> **WHAT YOU NEED TO DO**
Count every line below in which "forums" occurs, then give only the count.

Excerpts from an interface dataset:
══════

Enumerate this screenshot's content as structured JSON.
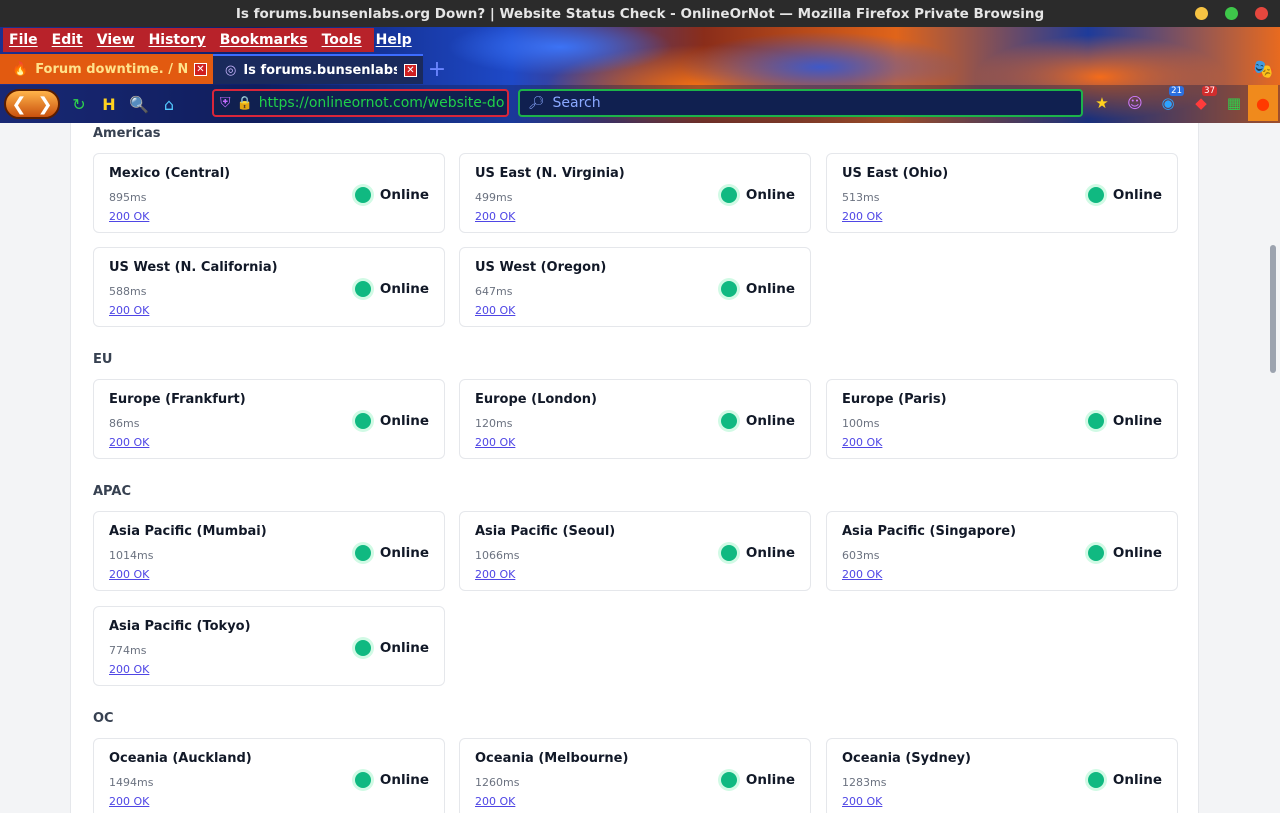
{
  "window": {
    "title": "Is forums.bunsenlabs.org Down? | Website Status Check - OnlineOrNot — Mozilla Firefox Private Browsing",
    "controls": [
      "#f6c343",
      "#3ec74a",
      "#e5473e"
    ]
  },
  "menu": [
    "File",
    "Edit",
    "View",
    "History",
    "Bookmarks",
    "Tools",
    "Help"
  ],
  "tabs": [
    {
      "title": "Forum downtime. / News",
      "active": false
    },
    {
      "title": "Is forums.bunsenlabs.org",
      "active": true
    }
  ],
  "urlbar": {
    "url": "https://onlineornot.com/website-do"
  },
  "search": {
    "placeholder": "Search"
  },
  "badges": {
    "a": "21",
    "b": "37"
  },
  "regions": [
    {
      "name": "Americas",
      "cards": [
        {
          "name": "Mexico (Central)",
          "ms": "895ms",
          "code": "200 OK",
          "status": "Online"
        },
        {
          "name": "US East (N. Virginia)",
          "ms": "499ms",
          "code": "200 OK",
          "status": "Online"
        },
        {
          "name": "US East (Ohio)",
          "ms": "513ms",
          "code": "200 OK",
          "status": "Online"
        },
        {
          "name": "US West (N. California)",
          "ms": "588ms",
          "code": "200 OK",
          "status": "Online"
        },
        {
          "name": "US West (Oregon)",
          "ms": "647ms",
          "code": "200 OK",
          "status": "Online"
        }
      ]
    },
    {
      "name": "EU",
      "cards": [
        {
          "name": "Europe (Frankfurt)",
          "ms": "86ms",
          "code": "200 OK",
          "status": "Online"
        },
        {
          "name": "Europe (London)",
          "ms": "120ms",
          "code": "200 OK",
          "status": "Online"
        },
        {
          "name": "Europe (Paris)",
          "ms": "100ms",
          "code": "200 OK",
          "status": "Online"
        }
      ]
    },
    {
      "name": "APAC",
      "cards": [
        {
          "name": "Asia Pacific (Mumbai)",
          "ms": "1014ms",
          "code": "200 OK",
          "status": "Online"
        },
        {
          "name": "Asia Pacific (Seoul)",
          "ms": "1066ms",
          "code": "200 OK",
          "status": "Online"
        },
        {
          "name": "Asia Pacific (Singapore)",
          "ms": "603ms",
          "code": "200 OK",
          "status": "Online"
        },
        {
          "name": "Asia Pacific (Tokyo)",
          "ms": "774ms",
          "code": "200 OK",
          "status": "Online"
        }
      ]
    },
    {
      "name": "OC",
      "cards": [
        {
          "name": "Oceania (Auckland)",
          "ms": "1494ms",
          "code": "200 OK",
          "status": "Online"
        },
        {
          "name": "Oceania (Melbourne)",
          "ms": "1260ms",
          "code": "200 OK",
          "status": "Online"
        },
        {
          "name": "Oceania (Sydney)",
          "ms": "1283ms",
          "code": "200 OK",
          "status": "Online"
        }
      ]
    }
  ]
}
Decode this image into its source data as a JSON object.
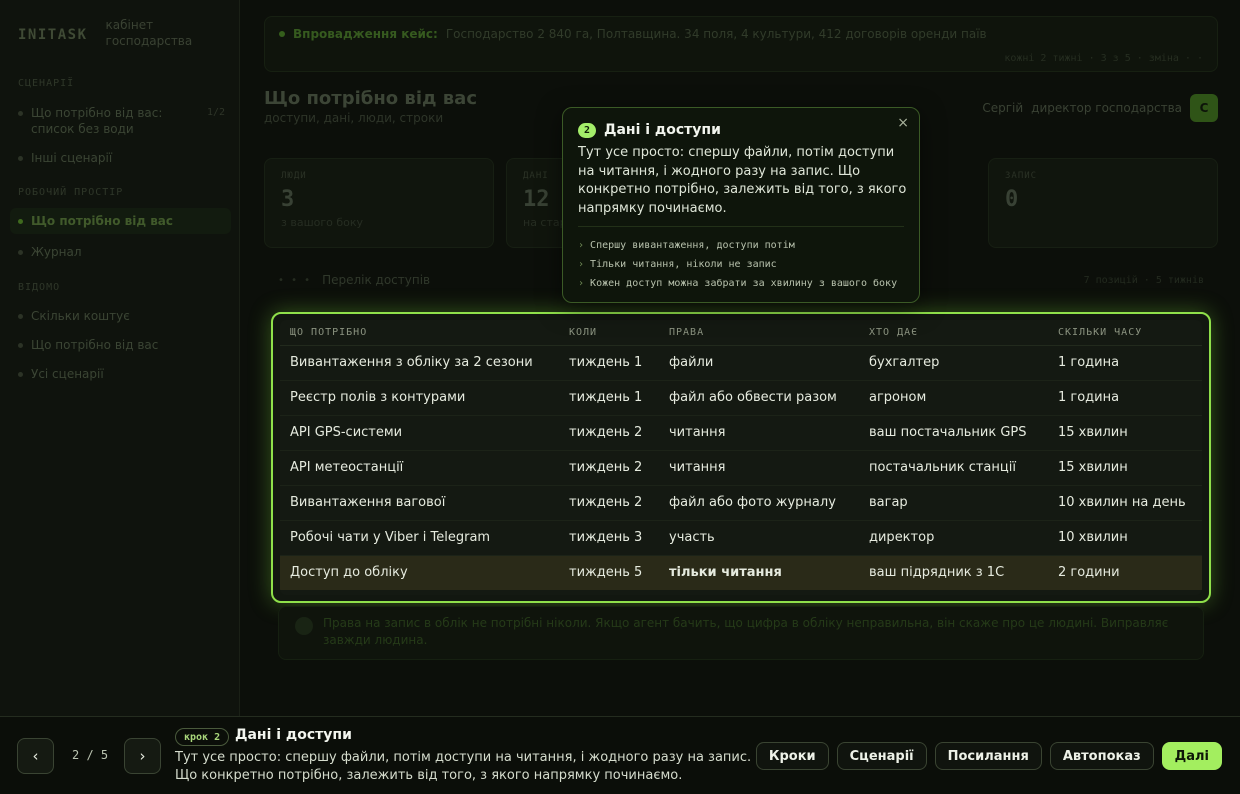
{
  "sidebar": {
    "logo": "INITASK",
    "subtitle": "кабінет господарства",
    "sections": [
      {
        "label": "СЦЕНАРІЇ"
      },
      {
        "label": "РОБОЧИЙ ПРОСТІР"
      },
      {
        "label": "ВІДОМО"
      }
    ],
    "items": [
      {
        "label": "Що потрібно від вас: список без води",
        "badge": "1/2"
      },
      {
        "label": "Інші сценарії"
      },
      {
        "label": "Що потрібно від вас"
      },
      {
        "label": "Журнал"
      },
      {
        "label": "Скільки коштує"
      },
      {
        "label": "Що потрібно від вас"
      },
      {
        "label": "Усі сценарії"
      }
    ]
  },
  "banner": {
    "label": "Впровадження кейс:",
    "text": "Господарство 2 840 га, Полтавщина. 34 поля, 4 культури, 412 договорів оренди паїв",
    "meta": "кожні 2 тижні · 3 з 5 · зміна · ·"
  },
  "page": {
    "title": "Що потрібно від вас",
    "subtitle": "доступи, дані, люди, строки"
  },
  "user": {
    "name": "Сергій",
    "role": "директор господарства",
    "avatar": "С"
  },
  "stats": [
    {
      "label": "ЛЮДИ",
      "value": "3",
      "note": "з вашого боку"
    },
    {
      "label": "ДАНІ",
      "value": "12",
      "note": "на старт"
    },
    {
      "label": "ЗАПИС",
      "value": "0",
      "note": ""
    }
  ],
  "subhead": {
    "dots": "• • •",
    "title": "Перелік доступів",
    "right": "7 позицій · 5 тижнів"
  },
  "table": {
    "columns": [
      "ЩО ПОТРІБНО",
      "КОЛИ",
      "ПРАВА",
      "ХТО ДАЄ",
      "СКІЛЬКИ ЧАСУ"
    ],
    "rows": [
      [
        "Вивантаження з обліку за 2 сезони",
        "тиждень 1",
        "файли",
        "бухгалтер",
        "1 година"
      ],
      [
        "Реєстр полів з контурами",
        "тиждень 1",
        "файл або обвести разом",
        "агроном",
        "1 година"
      ],
      [
        "API GPS-системи",
        "тиждень 2",
        "читання",
        "ваш постачальник GPS",
        "15 хвилин"
      ],
      [
        "API метеостанції",
        "тиждень 2",
        "читання",
        "постачальник станції",
        "15 хвилин"
      ],
      [
        "Вивантаження вагової",
        "тиждень 2",
        "файл або фото журналу",
        "вагар",
        "10 хвилин на день"
      ],
      [
        "Робочі чати у Viber і Telegram",
        "тиждень 3",
        "участь",
        "директор",
        "10 хвилин"
      ],
      [
        "Доступ до обліку",
        "тиждень 5",
        "тільки читання",
        "ваш підрядник з 1С",
        "2 години"
      ]
    ]
  },
  "note": {
    "text": "Права на запис в облік не потрібні ніколи. Якщо агент бачить, що цифра в обліку неправильна, він скаже про це людині. Виправляє завжди людина."
  },
  "popover": {
    "step": "2",
    "title": "Дані і доступи",
    "body": "Тут усе просто: спершу файли, потім доступи на читання, і жодного разу на запис. Що конкретно потрібно, залежить від того, з якого напрямку починаємо.",
    "bullets": [
      "Спершу вивантаження, доступи потім",
      "Тільки читання, ніколи не запис",
      "Кожен доступ можна забрати за хвилину з вашого боку"
    ],
    "close": "×"
  },
  "bottombar": {
    "prev": "‹",
    "next": "›",
    "counter": "2 / 5",
    "step_label": "крок 2",
    "step_title": "Дані і доступи",
    "step_desc": "Тут усе просто: спершу файли, потім доступи на читання, і жодного разу на запис. Що конкретно потрібно, залежить від того, з якого напрямку починаємо.",
    "buttons": [
      "Кроки",
      "Сценарії",
      "Посилання",
      "Автопоказ",
      "Далі"
    ]
  }
}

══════

> **TASK SOLUTION**
2